--- Exercise material Enclosed Below ---

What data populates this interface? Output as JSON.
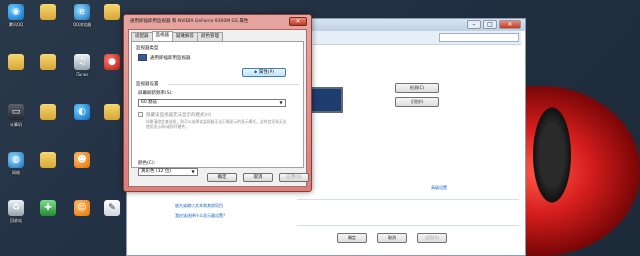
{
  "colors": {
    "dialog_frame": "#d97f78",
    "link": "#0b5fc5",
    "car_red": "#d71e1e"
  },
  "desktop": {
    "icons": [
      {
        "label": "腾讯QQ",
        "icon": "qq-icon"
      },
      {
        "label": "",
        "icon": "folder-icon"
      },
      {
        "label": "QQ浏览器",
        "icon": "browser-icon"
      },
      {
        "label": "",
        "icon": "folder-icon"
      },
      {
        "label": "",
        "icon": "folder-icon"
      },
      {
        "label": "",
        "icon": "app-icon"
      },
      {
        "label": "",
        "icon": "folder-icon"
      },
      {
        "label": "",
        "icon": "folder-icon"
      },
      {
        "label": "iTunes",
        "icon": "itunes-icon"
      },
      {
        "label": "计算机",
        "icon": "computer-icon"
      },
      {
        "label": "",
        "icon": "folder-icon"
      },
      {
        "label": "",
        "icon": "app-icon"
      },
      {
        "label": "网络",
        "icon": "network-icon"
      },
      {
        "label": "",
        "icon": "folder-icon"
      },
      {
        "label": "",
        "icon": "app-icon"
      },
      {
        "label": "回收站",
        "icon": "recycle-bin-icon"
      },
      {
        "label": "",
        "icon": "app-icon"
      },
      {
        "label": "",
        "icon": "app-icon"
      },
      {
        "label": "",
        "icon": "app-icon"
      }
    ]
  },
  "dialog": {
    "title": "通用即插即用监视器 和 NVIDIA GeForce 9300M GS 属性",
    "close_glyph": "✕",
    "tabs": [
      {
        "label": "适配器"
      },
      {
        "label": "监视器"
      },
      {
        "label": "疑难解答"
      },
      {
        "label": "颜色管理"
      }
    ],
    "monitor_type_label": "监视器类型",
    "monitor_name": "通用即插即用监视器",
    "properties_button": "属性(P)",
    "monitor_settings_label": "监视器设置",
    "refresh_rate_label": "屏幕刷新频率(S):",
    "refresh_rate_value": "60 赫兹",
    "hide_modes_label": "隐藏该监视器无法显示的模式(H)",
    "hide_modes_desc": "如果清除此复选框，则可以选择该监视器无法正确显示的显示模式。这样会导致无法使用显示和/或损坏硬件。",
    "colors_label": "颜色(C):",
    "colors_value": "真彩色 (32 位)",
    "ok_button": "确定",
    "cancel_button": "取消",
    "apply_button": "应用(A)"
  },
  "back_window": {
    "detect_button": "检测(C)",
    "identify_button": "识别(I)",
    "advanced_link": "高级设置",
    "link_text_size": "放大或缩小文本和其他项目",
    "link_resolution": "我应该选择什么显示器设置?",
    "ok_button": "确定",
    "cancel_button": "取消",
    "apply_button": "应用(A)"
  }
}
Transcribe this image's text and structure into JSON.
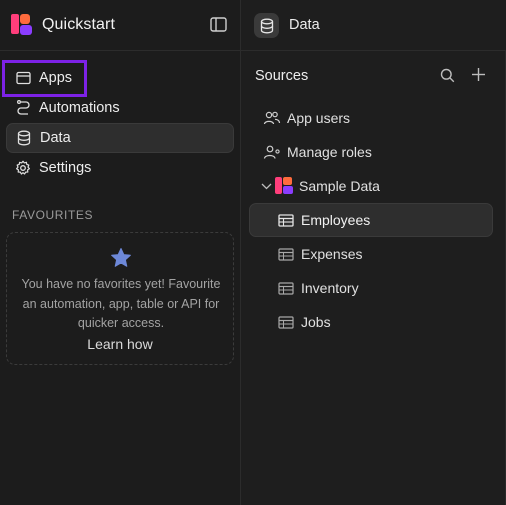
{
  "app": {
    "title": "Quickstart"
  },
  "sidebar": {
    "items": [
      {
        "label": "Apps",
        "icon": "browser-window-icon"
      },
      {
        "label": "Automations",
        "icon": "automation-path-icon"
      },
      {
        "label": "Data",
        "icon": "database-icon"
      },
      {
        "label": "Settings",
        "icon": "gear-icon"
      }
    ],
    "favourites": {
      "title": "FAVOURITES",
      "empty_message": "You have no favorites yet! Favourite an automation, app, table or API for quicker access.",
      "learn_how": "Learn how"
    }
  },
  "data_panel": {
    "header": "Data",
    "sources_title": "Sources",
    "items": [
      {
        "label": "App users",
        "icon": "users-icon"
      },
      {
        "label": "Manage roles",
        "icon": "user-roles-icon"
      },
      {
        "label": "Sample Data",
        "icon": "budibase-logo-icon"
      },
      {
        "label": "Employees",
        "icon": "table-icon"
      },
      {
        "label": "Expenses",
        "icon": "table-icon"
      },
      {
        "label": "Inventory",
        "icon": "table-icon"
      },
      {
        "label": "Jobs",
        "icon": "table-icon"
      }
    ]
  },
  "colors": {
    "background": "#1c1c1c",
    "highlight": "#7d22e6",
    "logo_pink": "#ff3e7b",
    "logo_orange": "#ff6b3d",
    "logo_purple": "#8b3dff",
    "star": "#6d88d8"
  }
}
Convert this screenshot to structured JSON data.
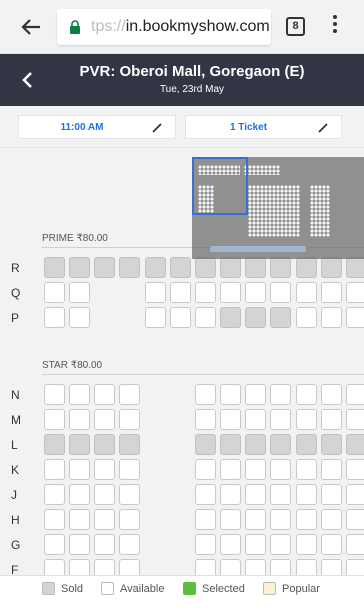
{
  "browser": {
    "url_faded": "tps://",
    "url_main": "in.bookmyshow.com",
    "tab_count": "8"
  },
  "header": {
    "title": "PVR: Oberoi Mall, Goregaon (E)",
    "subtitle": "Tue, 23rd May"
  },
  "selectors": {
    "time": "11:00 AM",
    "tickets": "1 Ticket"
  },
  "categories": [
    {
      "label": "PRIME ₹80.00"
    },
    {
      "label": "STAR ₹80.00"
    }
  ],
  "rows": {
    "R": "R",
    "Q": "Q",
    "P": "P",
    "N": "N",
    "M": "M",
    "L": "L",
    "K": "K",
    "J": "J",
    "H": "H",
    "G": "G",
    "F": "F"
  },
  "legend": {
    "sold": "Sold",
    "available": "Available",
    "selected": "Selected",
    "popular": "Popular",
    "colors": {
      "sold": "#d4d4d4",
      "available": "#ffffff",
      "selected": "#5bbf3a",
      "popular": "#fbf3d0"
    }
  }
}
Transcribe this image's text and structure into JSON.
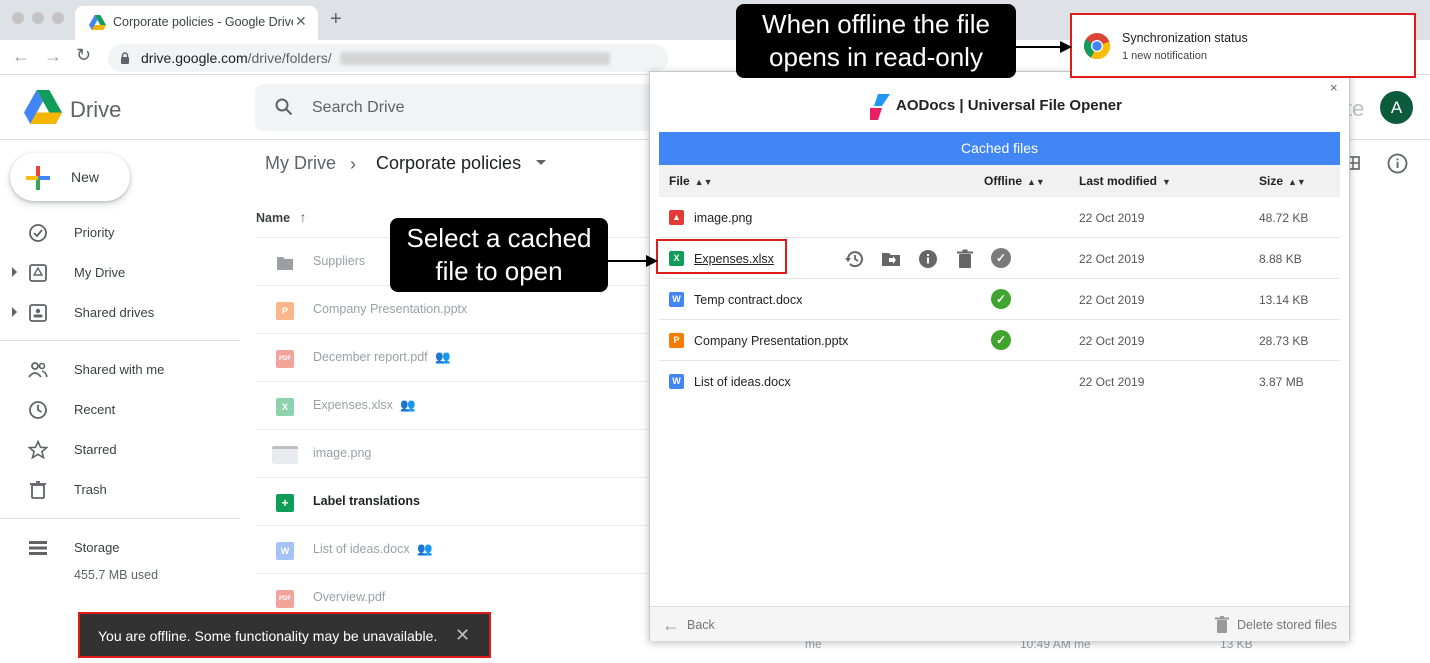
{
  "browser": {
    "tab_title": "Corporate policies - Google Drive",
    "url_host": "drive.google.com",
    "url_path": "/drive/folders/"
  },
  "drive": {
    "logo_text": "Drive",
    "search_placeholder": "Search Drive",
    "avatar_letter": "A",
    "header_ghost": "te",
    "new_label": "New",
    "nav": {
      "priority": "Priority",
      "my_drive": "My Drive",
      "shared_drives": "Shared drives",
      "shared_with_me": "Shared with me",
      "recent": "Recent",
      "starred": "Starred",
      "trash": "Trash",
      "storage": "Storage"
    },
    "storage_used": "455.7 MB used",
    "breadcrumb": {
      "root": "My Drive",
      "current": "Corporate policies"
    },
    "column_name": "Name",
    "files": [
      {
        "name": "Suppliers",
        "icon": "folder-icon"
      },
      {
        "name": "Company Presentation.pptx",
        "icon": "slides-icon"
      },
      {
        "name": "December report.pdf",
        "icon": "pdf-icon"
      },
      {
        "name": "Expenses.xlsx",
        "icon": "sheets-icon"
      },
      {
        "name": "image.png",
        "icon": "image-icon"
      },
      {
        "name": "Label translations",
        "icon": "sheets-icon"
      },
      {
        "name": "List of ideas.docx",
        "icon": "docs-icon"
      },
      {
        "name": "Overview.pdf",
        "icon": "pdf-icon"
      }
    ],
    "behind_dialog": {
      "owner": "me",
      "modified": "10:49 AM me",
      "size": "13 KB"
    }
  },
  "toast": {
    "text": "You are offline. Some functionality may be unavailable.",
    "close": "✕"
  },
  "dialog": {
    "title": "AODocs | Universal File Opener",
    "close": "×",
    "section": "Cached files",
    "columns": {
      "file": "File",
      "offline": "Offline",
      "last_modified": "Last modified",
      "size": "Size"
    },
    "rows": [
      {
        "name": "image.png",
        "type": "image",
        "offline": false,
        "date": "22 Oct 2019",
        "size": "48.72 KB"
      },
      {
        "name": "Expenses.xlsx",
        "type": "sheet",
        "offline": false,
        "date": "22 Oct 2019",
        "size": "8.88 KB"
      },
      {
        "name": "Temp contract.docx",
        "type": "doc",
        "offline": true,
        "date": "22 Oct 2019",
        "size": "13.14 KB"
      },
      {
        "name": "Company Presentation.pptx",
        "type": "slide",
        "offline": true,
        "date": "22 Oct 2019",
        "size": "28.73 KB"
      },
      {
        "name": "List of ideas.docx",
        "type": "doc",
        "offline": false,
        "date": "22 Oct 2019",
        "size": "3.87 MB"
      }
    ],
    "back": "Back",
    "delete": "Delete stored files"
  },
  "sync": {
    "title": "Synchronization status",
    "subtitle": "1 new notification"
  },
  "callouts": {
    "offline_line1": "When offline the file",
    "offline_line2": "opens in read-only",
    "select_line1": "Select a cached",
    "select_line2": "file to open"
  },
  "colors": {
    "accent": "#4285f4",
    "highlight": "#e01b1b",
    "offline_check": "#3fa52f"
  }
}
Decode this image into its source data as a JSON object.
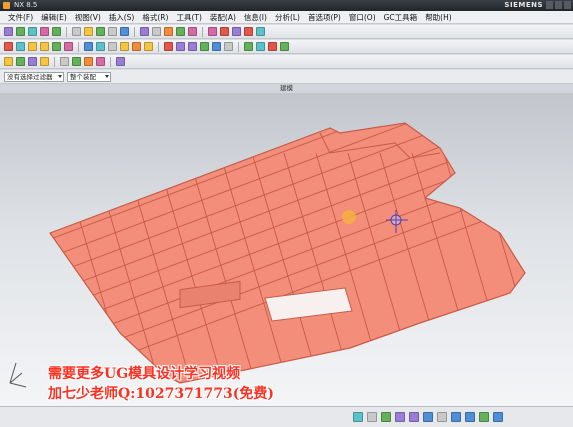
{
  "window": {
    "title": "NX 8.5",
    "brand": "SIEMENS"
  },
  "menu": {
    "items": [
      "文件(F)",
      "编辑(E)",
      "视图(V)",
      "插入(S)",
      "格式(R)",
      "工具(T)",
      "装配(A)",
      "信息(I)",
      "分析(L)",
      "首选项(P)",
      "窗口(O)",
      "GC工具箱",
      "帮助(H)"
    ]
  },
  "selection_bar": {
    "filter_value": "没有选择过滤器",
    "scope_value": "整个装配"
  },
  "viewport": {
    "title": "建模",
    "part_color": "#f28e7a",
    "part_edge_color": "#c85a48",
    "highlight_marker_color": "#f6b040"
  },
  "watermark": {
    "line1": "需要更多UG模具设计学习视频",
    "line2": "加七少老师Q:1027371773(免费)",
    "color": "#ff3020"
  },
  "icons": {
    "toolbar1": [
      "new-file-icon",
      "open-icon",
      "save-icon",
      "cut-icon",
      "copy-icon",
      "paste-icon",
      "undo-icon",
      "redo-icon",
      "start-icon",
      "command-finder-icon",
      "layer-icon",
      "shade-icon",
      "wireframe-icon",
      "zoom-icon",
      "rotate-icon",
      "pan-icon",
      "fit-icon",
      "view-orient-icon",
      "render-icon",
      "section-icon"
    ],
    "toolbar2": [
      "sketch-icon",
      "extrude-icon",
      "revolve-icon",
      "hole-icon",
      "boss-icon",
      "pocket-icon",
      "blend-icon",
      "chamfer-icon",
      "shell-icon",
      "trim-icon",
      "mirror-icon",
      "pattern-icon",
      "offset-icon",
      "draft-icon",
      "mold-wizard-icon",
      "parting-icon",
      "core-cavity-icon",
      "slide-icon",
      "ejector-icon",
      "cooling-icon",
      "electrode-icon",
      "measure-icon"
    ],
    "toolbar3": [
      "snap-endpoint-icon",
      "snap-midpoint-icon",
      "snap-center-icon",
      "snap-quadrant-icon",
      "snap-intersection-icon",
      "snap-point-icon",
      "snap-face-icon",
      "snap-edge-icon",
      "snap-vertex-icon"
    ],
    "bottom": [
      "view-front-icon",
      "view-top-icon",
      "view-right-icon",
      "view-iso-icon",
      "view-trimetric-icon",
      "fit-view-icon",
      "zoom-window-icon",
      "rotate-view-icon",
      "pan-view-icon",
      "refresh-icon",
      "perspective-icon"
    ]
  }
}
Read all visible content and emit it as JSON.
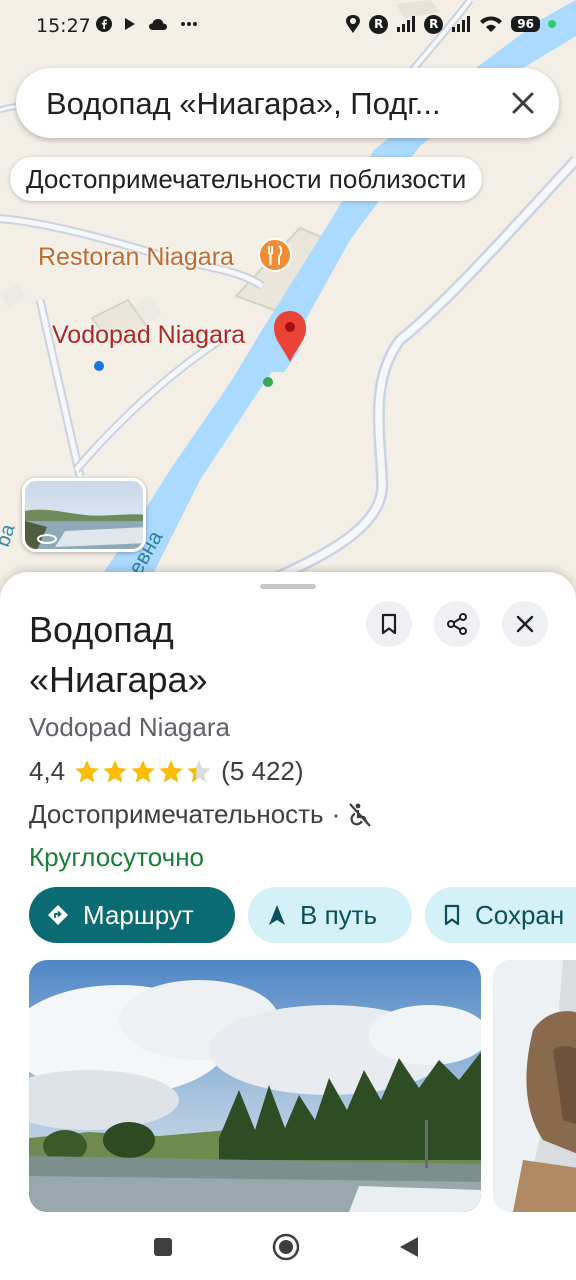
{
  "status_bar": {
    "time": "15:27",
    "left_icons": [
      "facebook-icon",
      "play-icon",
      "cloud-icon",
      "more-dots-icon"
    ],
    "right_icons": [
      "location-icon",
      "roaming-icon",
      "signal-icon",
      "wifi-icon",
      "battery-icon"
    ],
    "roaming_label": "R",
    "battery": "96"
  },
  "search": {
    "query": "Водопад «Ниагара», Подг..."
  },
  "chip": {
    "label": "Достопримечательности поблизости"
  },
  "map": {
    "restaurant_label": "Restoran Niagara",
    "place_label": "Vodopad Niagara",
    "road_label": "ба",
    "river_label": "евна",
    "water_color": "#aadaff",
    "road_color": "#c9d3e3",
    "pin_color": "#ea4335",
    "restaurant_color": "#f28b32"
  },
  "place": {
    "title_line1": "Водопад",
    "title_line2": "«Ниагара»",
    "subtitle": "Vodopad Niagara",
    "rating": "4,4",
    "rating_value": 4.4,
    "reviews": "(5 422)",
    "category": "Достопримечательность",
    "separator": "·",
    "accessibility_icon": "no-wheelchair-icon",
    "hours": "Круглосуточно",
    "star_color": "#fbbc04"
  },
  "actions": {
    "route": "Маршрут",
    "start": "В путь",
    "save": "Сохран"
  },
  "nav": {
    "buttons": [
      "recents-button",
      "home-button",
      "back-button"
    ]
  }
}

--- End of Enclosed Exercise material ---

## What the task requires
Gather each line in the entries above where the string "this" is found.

## Output below
What data populates this interface? Output as JSON.
Transcribe this image's text and structure into JSON.
Convert this screenshot to structured JSON data.
Transcribe this image's text and structure into JSON.
Decode this image into its source data as a JSON object.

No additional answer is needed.